Senators have rejected the request by President Bola Tinubu for permission to deploy Nigerian troops to Niger Republic as part of an ECOWAS force to reinstate their president
President Mohamed Bazoum was deposed on 26 July in a coup led by his presidential guards.
ECOWAS leaders at a meeting in Abuja four days later gave the coup leaders a seven-day ultimatum to restore constitutional order or face the possible use of force. The regional body imposed sanctions on the coup leaders with Nigeria also cutting electricity supplies and closing its borders with the poor West African nation.
Following the refusal of the coup leaders to backtrack, West African defence chiefs said they had drawn a plan for military action as part of which President Tinubu wrote the Senate for permission to involve Nigerian troops in the action.
However, at an executive session on Saturday, the senators rejected the request by the president.
According to a senator who attended the meeting, senators agreed to pass a resolution condemning the coup and to commend ECOWAS leaders on their efforts to restore constitutional order in Niger, but they ruled out military options.
“Almost all the senators spoke and totally ruled out the military options because of many factors and also because of the harmonious relationship that Nigeria and Niger has always enjoyed.
“Senators instead urged President Tinubu to intensify negotiation with the coup leaders by again sending a high-powered delegation to Niamey. Someone suggested that elderstatemen like Obasanjo, Gen Ali Gusau and Abdulsalam Abubakar should be sent as special envoys to dialogue and seek a diplomatic solution.
“Senators opposed to military action pointed out that our military is highly ill-equipped and not prepared to fight any war.They said that we have fragile peace in Nigeria and that Niger is the highest arms market in Africa.

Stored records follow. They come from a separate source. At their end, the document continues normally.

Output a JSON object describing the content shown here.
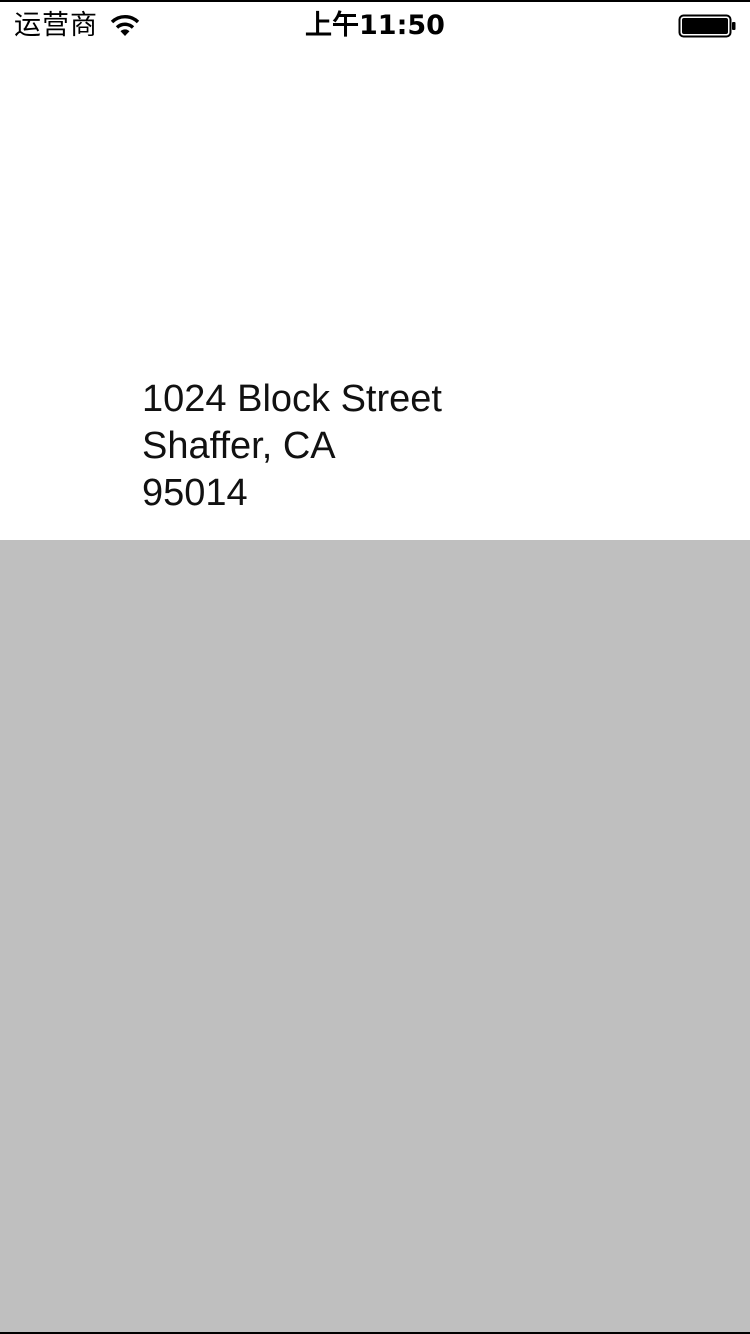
{
  "status_bar": {
    "carrier": "运营商",
    "time": "上午11:50",
    "wifi_icon": "wifi-icon",
    "battery_icon": "battery-icon",
    "battery_level": 1.0
  },
  "address": {
    "line1": "1024 Block Street",
    "line2": "Shaffer, CA",
    "line3": "95014"
  },
  "colors": {
    "background": "#ffffff",
    "panel": "#bfbfbf",
    "text": "#111111"
  }
}
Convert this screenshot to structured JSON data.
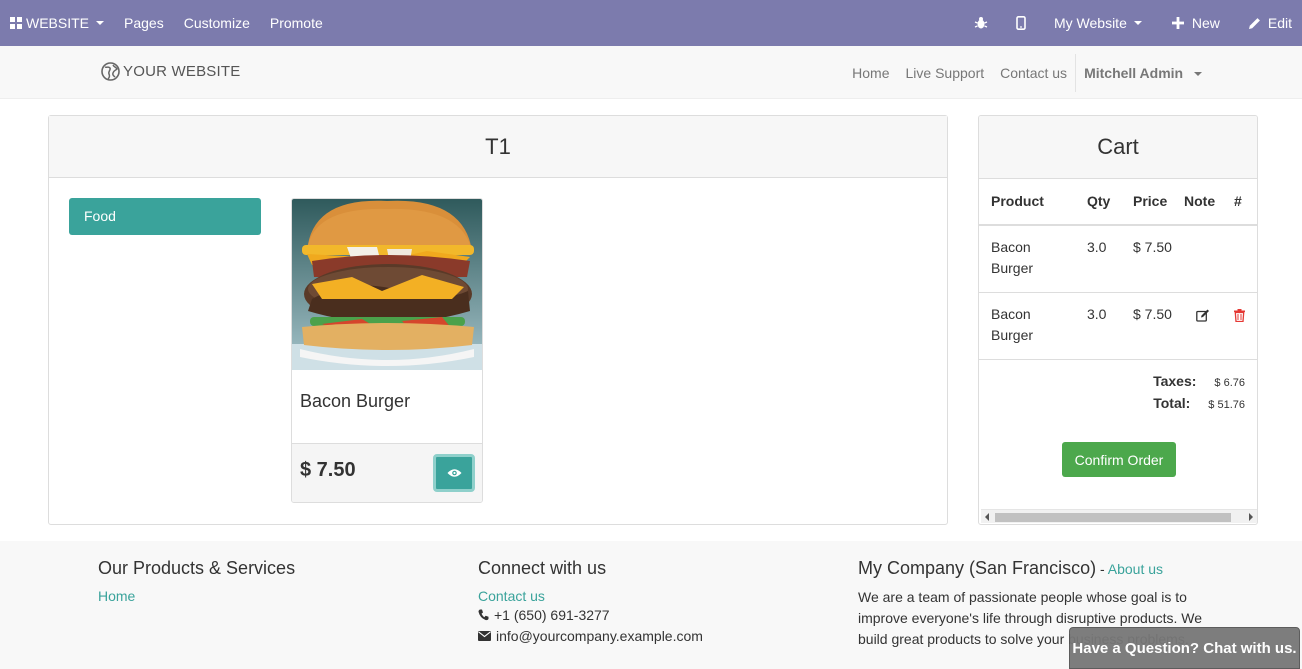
{
  "adminbar": {
    "app_menu": "WEBSITE",
    "menu": [
      "Pages",
      "Customize",
      "Promote"
    ],
    "website_switch": "My Website",
    "new_label": "New",
    "edit_label": "Edit"
  },
  "header": {
    "logo_text": "YOUR WEBSITE",
    "nav": [
      "Home",
      "Live Support",
      "Contact us"
    ],
    "user": "Mitchell Admin"
  },
  "pos": {
    "title": "T1",
    "category": "Food",
    "product": {
      "name": "Bacon Burger",
      "price": "$ 7.50"
    }
  },
  "cart": {
    "title": "Cart",
    "columns": [
      "Product",
      "Qty",
      "Price",
      "Note",
      "#"
    ],
    "rows": [
      {
        "product": "Bacon Burger",
        "qty": "3.0",
        "price": "$ 7.50"
      },
      {
        "product": "Bacon Burger",
        "qty": "3.0",
        "price": "$ 7.50"
      }
    ],
    "taxes_label": "Taxes:",
    "taxes_value": "$ 6.76",
    "total_label": "Total:",
    "total_value": "$ 51.76",
    "confirm_label": "Confirm Order"
  },
  "footer": {
    "products_title": "Our Products & Services",
    "products_link": "Home",
    "connect_title": "Connect with us",
    "contact_link": "Contact us",
    "phone": "+1 (650) 691-3277",
    "email": "info@yourcompany.example.com",
    "company_title": "My Company (San Francisco)",
    "company_sep": " - ",
    "about_link": "About us",
    "company_text": "We are a team of passionate people whose goal is to improve everyone's life through disruptive products. We build great products to solve your business problems."
  },
  "chat": {
    "label": "Have a Question? Chat with us."
  },
  "colors": {
    "adminbar": "#7c7bad",
    "accent": "#3aa39b",
    "confirm": "#4ca84c",
    "delete": "#e53935"
  }
}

“Senators believe that the Federal Government should focus on solving the Boko Haram, banditry and ESN/IPOB menaces ravaging the country instead of contemplating going to war in a foreign country.